WASHINGTON, March 22, 1933 (UP) - American diplomats in Germany today were working on the biggest reportorial assignment ever given them - a "complete report" on the mistreatment of Jews by Chancellor Adolf Hitler's brown-shirted "Nazis."
Secretary of State Hull ordered the report after three Jewish leaders pleaded with the American government to look into the plight of their race under Germany's new dictator.
The inquiry will cover the treatment of all Jews under the Hitler regime, German nationals as well as Americans.
State Department officials were uncertain, however, as to what action the United States might take if the report showed widespread persecution of Jews in Germany.
The government can - and has - protested mistreatment of American Jews in Germany. Ambassador Frederick M. Sackett recently was assured by the German foreign offices that Americans would not be molested.
For the United States to protest mistreatment of German Jews would be a different matter. Under ordinary international usage, no government is supposed to be concerned about the treatment another government accords its own citizens.
However, there have been exceptions to this principle. The United States some years ago protested to Turkey the mistreatment of minority groups. Hence it was considered possible that a broad protest might be made to Germany on humanitarian grounds.
Representative Celler, Democrat, New York, introduced a resolution asking the State Department to take such action. Proposals also were discussed for relaxation of United States immigration quotas to permit persecuted Germans to find a safe haven in this country.
The Cellar resolution charged that the outbreaks were a "denial of the fundamental rights of every human being" and "hark back to an age of barbarism."
The three Jewish leaders, including Rabbi Stephen S. Wise of New York City, well-known humanitarian, paint a tragic picture of the suffering of Jewry in Germany. They say some of Germany's intellectual leaders were in hiding to escape the wrath of the Nazis.
Hardly and Rabbi Wise and his companions - Bernard S. Deutsch of New York, president of the American Jewish Congress, and Max Rhoades, Washington attorney - left the State Department last night before the order to investigate was filed to the Berlin embassy and American consuls throughout Germany.
Rabbi Wise said he hoped the report would not be confined to official information obtained from the German foreign office, which he feared would be biased. He wanted the American envoys to seek unofficial, impartial information.
Details of the alleged persecution and torture of Jews are told by refugees in Paris.
One American Jewish resident of Berlin gave the following picture of conditions:
"Thousands had already left the country and others were following. Telephone calls, letters and telegrams were being tapped.

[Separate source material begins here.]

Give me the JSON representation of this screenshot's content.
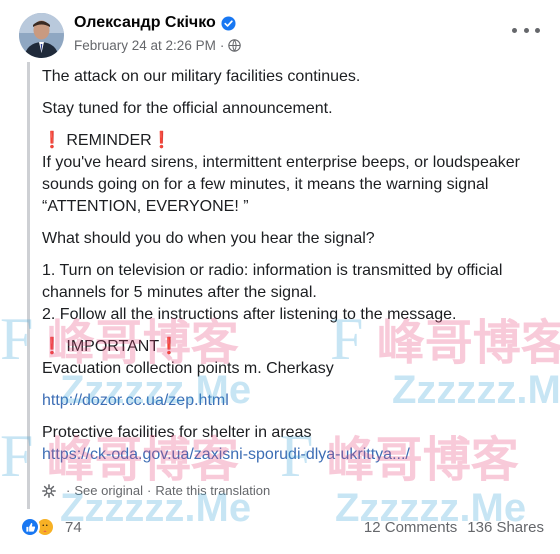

The scene was covered with a blanket of espionage.
"People in cafes, restaurants, subways, buses and on the street, or even in their homes, were silent or talked in whispers.
"Moderate Socialists, Communists, Pacifists, over-modern artists or writers or those suspected of leaning towards the Left were arrested, jailed or disappeared.
"The Nazis established what they call 'Brown Storys' groups of rooms in buildings, windows boarded, where they corralled their prisoners, beat them with fists, whips, truncheons and steel wires until they were sufficiently mangled; occasionally varying this by making them drink large quantities of castor oil or putting them against the wall and leveling cocked revolvers at them, sometimes shooting alongside. Nobody knows how many have been killed during these escapades."